### What you are asked to do
Examine the entries and show every line in which the word "INSTANT" is found.

### Data extract
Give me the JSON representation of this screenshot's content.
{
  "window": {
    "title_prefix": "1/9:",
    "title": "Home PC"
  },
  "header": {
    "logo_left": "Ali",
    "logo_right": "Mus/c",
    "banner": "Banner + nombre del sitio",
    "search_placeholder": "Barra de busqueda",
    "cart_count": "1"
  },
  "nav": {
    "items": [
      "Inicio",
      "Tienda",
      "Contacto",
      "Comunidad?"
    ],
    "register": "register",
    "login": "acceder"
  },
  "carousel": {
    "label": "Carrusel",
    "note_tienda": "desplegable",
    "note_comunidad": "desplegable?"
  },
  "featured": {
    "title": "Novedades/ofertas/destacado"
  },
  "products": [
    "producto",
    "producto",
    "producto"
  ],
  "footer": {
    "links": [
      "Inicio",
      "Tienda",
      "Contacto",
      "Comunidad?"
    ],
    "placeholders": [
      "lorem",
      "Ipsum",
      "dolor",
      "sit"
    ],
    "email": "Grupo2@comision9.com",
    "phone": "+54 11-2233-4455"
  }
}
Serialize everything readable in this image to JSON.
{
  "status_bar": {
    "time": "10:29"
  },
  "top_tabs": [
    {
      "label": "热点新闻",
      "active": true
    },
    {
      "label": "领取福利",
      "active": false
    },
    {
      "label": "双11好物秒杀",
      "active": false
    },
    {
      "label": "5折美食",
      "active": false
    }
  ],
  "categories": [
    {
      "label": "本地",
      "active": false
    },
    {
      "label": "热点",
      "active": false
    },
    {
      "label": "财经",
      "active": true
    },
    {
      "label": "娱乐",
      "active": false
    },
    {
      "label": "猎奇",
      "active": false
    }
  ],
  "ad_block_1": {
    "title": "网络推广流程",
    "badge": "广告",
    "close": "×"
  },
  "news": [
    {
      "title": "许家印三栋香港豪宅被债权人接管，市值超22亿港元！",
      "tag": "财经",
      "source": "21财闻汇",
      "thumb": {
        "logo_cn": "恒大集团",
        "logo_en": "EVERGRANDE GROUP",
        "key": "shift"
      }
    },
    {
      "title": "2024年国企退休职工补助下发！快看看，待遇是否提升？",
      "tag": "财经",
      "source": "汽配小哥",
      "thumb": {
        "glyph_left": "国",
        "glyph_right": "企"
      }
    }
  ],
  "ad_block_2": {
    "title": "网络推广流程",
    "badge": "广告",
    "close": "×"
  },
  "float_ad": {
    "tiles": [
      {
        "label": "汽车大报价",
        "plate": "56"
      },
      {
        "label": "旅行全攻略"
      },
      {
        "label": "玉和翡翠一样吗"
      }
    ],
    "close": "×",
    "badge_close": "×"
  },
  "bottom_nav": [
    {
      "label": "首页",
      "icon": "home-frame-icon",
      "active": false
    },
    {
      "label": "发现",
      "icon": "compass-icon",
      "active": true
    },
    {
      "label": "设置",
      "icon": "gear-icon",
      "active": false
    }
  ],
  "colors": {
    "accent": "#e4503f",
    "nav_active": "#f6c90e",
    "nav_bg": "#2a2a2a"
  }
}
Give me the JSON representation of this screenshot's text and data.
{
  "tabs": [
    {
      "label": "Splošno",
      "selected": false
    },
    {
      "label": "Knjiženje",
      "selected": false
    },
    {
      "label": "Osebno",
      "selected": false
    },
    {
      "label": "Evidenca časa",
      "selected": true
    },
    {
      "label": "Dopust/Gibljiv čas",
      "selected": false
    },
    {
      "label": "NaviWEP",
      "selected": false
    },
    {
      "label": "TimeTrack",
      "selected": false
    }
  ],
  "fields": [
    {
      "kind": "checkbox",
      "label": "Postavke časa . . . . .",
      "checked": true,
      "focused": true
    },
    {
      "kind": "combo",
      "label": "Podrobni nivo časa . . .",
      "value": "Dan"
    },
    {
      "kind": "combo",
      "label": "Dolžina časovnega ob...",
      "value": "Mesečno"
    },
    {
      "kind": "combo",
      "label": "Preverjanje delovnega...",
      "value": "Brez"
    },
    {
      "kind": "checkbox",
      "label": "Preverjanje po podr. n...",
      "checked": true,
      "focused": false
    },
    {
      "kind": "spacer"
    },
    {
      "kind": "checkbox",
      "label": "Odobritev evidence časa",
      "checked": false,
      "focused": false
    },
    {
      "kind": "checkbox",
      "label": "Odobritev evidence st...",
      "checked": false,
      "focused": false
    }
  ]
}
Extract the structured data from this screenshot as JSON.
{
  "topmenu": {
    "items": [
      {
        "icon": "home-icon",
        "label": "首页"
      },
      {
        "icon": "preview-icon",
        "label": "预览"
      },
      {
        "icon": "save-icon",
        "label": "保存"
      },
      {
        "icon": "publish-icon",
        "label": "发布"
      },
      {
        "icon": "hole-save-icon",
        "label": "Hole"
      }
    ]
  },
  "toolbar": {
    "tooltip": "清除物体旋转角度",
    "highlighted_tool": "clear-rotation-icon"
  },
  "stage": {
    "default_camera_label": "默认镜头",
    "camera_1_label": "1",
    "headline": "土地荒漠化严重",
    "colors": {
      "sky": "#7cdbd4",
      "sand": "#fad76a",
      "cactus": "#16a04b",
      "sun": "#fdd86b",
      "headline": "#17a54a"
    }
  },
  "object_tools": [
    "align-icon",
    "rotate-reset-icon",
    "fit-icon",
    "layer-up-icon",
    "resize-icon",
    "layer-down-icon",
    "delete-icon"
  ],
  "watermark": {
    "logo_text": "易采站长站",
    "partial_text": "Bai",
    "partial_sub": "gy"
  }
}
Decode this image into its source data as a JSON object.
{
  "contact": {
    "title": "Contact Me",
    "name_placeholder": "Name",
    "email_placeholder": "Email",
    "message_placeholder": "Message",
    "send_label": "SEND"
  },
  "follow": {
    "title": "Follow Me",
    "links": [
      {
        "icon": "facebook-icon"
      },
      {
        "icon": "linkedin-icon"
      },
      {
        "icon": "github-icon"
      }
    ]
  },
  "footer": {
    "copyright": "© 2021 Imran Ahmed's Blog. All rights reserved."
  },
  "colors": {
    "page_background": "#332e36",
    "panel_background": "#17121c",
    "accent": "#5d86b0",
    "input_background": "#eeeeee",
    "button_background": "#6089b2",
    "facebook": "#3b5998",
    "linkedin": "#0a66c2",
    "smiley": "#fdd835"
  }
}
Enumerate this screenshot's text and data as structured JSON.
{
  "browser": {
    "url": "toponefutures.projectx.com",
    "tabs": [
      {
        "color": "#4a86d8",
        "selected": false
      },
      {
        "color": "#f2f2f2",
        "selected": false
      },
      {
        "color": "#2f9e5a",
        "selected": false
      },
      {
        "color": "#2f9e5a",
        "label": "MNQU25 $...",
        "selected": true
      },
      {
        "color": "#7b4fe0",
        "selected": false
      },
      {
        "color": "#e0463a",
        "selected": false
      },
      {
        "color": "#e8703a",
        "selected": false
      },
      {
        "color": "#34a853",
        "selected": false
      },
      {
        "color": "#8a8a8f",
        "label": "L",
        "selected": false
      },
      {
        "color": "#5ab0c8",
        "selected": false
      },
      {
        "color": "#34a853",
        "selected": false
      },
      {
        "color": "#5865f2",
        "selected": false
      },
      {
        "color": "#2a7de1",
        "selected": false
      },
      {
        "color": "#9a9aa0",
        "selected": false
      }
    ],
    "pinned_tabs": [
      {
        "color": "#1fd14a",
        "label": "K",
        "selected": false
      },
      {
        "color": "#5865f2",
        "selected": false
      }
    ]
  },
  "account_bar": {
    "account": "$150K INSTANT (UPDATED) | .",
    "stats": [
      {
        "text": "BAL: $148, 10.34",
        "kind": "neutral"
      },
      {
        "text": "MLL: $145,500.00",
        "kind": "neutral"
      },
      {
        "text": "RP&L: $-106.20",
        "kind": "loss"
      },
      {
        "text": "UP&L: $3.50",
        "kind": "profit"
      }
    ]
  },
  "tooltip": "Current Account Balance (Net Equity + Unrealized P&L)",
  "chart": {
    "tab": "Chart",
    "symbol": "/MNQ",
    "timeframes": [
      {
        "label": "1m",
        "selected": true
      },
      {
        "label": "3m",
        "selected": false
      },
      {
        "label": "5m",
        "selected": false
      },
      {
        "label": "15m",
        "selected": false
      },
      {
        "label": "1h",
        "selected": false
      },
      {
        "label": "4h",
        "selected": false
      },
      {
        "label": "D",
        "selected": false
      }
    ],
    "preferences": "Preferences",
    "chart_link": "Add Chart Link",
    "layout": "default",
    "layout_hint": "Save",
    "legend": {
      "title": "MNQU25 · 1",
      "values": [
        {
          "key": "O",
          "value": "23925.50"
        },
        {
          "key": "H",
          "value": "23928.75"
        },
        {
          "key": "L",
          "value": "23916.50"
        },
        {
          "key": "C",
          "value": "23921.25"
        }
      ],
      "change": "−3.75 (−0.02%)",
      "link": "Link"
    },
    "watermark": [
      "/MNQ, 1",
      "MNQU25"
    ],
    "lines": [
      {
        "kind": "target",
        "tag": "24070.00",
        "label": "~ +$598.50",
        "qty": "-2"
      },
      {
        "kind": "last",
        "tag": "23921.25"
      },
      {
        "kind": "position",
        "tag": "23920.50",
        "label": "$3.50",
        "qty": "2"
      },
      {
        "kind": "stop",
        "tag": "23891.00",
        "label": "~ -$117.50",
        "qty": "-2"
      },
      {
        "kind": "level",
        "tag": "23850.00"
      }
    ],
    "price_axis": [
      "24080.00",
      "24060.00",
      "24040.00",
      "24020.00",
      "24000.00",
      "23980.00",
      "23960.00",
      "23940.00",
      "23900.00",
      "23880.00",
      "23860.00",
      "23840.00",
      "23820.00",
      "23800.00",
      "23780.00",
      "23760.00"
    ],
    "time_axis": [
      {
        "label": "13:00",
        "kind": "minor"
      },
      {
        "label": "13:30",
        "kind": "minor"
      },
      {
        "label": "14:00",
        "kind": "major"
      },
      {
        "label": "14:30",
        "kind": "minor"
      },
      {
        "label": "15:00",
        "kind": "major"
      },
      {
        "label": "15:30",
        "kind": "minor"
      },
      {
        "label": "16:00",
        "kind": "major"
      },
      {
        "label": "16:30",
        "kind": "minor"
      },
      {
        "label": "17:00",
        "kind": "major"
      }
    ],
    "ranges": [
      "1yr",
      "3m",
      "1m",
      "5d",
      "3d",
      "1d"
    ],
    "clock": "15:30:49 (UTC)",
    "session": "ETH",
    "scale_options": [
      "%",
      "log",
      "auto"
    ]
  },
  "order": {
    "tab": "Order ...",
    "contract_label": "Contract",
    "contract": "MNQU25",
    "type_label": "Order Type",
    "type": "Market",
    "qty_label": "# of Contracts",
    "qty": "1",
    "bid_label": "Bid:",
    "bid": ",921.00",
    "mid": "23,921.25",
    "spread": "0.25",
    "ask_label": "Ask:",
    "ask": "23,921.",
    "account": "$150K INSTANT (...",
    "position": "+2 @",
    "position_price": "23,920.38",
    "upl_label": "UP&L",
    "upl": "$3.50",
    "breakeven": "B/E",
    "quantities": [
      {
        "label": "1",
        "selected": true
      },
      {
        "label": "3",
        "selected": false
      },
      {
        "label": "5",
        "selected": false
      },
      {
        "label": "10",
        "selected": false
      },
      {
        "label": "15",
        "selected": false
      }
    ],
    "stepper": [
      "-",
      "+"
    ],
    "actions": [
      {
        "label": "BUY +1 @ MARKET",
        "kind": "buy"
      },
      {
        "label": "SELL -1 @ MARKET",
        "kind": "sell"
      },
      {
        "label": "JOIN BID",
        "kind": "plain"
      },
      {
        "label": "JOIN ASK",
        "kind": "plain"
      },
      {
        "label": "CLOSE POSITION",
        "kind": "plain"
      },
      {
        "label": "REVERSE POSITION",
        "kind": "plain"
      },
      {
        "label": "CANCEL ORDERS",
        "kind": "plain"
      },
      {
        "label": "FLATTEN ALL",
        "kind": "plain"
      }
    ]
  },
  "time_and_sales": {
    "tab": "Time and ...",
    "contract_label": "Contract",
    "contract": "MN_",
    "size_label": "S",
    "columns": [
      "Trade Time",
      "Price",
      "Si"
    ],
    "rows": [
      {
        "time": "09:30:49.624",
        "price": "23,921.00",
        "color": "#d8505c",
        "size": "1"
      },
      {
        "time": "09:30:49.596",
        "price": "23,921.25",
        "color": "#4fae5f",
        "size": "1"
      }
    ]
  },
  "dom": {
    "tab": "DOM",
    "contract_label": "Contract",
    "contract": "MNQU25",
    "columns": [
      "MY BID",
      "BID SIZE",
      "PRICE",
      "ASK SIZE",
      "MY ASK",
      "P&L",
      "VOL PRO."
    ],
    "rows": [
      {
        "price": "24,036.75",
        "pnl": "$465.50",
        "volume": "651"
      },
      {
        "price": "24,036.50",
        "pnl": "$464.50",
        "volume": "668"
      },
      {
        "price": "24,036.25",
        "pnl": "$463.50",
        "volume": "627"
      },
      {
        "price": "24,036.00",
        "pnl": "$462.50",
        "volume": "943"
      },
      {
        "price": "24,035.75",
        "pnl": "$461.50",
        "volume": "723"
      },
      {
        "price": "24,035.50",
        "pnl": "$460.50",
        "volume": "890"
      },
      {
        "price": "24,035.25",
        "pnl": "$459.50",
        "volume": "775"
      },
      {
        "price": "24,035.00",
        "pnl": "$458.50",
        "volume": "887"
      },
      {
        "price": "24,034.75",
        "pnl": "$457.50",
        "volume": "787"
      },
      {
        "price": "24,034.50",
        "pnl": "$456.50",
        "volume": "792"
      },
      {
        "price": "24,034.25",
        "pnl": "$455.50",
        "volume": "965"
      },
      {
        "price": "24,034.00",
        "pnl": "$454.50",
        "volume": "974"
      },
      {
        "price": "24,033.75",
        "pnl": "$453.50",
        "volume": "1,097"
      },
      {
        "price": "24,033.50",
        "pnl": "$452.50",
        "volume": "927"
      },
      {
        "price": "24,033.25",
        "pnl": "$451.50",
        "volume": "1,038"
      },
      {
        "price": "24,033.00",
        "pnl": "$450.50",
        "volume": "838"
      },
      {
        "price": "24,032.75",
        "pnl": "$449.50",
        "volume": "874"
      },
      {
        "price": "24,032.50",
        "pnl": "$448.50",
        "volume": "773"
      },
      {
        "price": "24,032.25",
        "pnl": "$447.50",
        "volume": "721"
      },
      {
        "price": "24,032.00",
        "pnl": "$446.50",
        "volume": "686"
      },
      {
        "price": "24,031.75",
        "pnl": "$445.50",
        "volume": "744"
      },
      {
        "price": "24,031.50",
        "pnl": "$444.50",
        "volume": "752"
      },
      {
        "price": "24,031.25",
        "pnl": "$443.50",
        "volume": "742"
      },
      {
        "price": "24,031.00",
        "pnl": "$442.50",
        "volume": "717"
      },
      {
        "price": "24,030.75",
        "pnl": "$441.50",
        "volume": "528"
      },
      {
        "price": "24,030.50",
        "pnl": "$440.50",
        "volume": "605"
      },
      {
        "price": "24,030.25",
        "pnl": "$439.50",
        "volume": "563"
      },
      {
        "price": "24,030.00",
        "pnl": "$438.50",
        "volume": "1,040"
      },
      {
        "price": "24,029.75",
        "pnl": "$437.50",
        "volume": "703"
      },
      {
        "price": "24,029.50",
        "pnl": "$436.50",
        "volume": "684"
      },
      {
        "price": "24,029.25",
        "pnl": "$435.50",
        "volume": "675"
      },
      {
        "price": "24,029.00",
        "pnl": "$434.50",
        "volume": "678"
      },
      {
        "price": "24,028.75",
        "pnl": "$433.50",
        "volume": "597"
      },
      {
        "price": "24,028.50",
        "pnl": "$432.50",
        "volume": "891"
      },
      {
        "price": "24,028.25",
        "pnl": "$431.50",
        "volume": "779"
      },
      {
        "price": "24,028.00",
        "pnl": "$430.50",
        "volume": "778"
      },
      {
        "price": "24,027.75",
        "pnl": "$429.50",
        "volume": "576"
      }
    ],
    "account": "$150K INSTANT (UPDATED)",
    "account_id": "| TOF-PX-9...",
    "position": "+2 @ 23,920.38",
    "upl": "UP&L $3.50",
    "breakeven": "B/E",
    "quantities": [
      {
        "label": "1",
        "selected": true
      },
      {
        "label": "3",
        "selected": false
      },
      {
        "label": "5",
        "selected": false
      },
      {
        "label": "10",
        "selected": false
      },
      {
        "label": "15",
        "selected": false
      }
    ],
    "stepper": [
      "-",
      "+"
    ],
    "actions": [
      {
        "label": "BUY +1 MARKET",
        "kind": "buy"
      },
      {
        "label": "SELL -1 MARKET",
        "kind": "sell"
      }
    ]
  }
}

### Answer to the exercise
    "account": "$150K INSTANT (UPDATED) | .",
    "account": "$150K INSTANT (...",
    "account": "$150K INSTANT (UPDATED)",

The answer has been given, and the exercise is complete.